• Problem to solve: Scan the listing below for the string "Lieferdatum" and copy each line where it turns up.

════════════════

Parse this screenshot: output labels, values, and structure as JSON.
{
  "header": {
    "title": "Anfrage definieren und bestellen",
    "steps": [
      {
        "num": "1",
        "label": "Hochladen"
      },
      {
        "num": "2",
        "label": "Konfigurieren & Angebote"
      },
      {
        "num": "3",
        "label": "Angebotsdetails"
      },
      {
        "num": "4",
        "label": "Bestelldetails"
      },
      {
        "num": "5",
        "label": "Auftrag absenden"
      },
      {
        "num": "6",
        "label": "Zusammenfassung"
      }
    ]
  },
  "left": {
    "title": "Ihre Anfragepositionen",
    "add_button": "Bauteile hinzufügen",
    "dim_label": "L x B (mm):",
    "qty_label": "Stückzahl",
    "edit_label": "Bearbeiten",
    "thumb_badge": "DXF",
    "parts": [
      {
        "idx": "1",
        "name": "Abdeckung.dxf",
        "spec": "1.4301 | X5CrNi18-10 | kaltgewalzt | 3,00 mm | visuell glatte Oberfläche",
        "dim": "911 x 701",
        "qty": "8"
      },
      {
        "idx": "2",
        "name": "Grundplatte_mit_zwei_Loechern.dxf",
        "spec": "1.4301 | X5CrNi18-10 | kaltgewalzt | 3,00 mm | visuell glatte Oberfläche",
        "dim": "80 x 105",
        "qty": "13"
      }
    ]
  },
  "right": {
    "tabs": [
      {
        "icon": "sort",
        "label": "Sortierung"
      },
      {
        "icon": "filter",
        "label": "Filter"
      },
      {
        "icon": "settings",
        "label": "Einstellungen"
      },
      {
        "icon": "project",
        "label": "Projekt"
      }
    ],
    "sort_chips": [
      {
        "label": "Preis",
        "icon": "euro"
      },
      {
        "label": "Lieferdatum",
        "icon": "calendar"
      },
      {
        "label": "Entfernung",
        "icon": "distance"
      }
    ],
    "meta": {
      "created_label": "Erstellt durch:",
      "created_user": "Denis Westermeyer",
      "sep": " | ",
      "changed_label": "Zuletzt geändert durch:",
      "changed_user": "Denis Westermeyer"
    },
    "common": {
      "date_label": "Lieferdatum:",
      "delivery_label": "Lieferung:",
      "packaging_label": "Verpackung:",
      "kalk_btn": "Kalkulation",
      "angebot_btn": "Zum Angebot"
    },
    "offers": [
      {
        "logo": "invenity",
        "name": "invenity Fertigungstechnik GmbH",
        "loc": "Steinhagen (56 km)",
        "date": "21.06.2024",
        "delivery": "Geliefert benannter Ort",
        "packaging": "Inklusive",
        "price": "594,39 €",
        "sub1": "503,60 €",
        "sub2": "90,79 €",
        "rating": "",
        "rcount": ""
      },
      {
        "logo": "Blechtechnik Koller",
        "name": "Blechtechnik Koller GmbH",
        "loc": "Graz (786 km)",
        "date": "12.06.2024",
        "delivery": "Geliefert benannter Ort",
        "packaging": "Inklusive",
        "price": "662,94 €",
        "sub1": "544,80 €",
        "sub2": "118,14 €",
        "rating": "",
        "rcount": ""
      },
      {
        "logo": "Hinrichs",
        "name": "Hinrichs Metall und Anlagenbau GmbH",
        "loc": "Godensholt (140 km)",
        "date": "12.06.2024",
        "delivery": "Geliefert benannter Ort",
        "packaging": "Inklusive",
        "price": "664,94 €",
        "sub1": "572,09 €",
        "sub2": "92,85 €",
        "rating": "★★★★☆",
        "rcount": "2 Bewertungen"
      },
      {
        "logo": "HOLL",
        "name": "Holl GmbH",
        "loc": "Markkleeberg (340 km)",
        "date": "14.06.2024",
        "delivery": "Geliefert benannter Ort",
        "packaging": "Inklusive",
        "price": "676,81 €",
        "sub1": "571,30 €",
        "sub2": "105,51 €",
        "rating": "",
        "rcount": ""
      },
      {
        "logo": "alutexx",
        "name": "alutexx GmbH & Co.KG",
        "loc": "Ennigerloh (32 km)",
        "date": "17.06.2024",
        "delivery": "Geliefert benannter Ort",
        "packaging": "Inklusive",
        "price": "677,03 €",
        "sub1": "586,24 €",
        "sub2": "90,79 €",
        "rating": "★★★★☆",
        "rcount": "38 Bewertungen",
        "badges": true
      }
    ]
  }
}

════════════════

• Answer to this problem:
        "label": "Lieferdatum",
      "date_label": "Lieferdatum:",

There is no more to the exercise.